In previous global events such as with HIV (1980), SARS (2012), or even acts of terrorism, we generally passed the initial emotional response, but we still never exited the unknown:unknown state and now live with a given level of fear and have rationalised the risk. We accept and live with uncertainty choosing to live with what would have been unacceptable in the first instance.

Today, we can still feel the ramifications of the 2008 GFC (global financial crisis) so we should not expect a rapid return from this unprecedented crisis. Nonetheless, we are adapting and eventually, we will make sense of this systemic change. Many of us are already off creating viewpoints and frameworks of what a new acceptable model for “business as usual” as we need a new north star and something to aim for.

Along with new economic and business models, we will have to create new rules and heuristics to make our life easier again. This means that all our rules of thumb, shortcuts, and heuristics are gone and new ones need to be created and adopted. Fundamentally we can achieve so much as individuals and society as we have found ways to avoid thinking and processing everything we have to do. When we have learned to do something, we don’t have to relearn each time, we just follow a rule, as learning, has high energy requirements, which the body tries to avoid. This is especially true when we are talking about such deep foundational “norms”.

It is no wonder most of us are feeling tired and utterly exhausted as we are having to learn everything all over again. It is as if we are playing a game mid-game the rules were changed without us being informed leaving us having to learn new rules as we play each move to survive the game.

What does this mean?

As we begin to exit our initial response of fear in the lower left quadrant of unknown: unknown, we can expect people to be searching for guidance and emotional assurance.

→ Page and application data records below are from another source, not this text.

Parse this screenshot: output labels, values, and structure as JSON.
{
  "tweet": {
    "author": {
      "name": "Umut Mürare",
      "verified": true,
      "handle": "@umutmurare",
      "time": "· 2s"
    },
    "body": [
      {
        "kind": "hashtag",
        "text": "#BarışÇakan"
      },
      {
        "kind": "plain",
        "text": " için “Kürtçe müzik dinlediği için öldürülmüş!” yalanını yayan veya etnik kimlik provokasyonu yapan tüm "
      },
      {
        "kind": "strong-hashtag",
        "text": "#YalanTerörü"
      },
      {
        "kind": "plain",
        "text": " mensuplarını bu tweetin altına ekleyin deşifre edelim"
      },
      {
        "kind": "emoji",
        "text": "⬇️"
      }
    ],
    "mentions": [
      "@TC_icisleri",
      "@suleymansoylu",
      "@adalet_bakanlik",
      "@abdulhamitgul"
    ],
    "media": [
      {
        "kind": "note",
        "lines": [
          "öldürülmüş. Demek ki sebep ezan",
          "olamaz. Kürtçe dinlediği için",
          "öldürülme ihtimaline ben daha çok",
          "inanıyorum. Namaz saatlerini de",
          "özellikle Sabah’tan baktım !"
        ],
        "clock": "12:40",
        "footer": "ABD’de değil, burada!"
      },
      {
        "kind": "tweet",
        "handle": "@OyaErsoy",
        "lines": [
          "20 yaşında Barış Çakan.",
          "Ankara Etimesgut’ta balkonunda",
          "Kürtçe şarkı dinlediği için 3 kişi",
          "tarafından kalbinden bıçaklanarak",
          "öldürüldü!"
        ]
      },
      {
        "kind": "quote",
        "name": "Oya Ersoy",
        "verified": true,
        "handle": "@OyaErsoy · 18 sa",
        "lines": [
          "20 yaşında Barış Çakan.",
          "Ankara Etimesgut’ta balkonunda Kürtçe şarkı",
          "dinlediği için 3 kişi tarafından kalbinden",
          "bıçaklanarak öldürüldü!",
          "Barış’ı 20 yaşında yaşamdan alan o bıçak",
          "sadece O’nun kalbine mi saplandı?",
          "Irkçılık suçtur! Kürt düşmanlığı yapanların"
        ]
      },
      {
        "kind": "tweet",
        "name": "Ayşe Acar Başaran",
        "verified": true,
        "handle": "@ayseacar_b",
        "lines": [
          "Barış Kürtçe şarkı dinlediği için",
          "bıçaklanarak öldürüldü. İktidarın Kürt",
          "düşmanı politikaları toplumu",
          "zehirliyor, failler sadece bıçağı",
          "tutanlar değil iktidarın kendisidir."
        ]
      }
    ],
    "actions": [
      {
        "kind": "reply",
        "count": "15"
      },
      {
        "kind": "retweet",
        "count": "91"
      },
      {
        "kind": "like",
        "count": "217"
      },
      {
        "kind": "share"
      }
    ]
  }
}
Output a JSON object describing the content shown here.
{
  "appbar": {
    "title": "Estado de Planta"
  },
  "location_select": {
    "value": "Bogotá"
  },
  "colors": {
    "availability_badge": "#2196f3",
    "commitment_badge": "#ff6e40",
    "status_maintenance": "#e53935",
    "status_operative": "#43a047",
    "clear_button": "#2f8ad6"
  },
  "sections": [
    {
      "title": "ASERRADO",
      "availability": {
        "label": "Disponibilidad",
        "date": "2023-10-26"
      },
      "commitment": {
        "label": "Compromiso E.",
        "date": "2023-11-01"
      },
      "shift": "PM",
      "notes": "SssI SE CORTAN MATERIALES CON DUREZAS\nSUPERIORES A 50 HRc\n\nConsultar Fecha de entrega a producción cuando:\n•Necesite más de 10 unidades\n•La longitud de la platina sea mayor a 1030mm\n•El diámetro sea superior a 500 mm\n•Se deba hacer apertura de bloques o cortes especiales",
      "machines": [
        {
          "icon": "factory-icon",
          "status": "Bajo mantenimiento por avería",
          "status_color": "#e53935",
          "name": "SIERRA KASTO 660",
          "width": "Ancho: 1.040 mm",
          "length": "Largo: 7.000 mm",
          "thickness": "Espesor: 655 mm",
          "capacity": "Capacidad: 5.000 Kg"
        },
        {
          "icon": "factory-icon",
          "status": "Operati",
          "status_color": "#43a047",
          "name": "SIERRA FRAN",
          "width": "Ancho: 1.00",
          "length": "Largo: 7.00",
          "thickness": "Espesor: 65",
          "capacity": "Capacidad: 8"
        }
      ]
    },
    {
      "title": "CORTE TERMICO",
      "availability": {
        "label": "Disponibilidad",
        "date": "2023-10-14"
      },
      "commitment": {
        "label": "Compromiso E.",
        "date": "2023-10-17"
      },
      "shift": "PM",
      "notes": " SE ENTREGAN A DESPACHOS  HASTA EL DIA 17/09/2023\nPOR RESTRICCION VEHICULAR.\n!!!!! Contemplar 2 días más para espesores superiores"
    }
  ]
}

This is the time to provide compassionate leadership and structure to ensure that this does not become destructive to our families, businesses, society, but rather move us to a care economy guided by a higher purpose then profits at any cost.

This is a new type of support that we have never had to find nor offer that is however critical to being able to find a route to a new meaningful normal. We need to hear, listen, and accept a wide range of views as we all search for new acceptable concessions.

We also need to take care of ourselves and keep a check on our level of new exhaustion. This is mental and emotional exhaustion and not a physical one. There is nothing we can do to process and make sense quicker, it will take time and we have to accept it. The answer does not lie just in more data, more conversations, or more reading; it is also in acceptance of all scenarios and that the possibility of all outcomes, most of which we don’t like, is equal and the only way to change that is to acknowledge our fear and uncertainty and recognize the opportunities to create the so needed changed.

It is therefore critical that we maintain our sense of humour, compassion, forgiveness, and gratitude. We need to hold on to these traits whilst facing the ugly truth that the socioeconomic model that was our old normal, had not priced in poverty, systemic risk, nor the essential shift from growth at any cost models to regenerative models with an eye on sustainability. Onwards.

This was crafted based on thinking, sharing, and discussions between the authors Lubna and Tony.




enabler, catalyst, passionate about designing meaningful and authentic cyber-organic experiences & super proud mom. http://allternet.org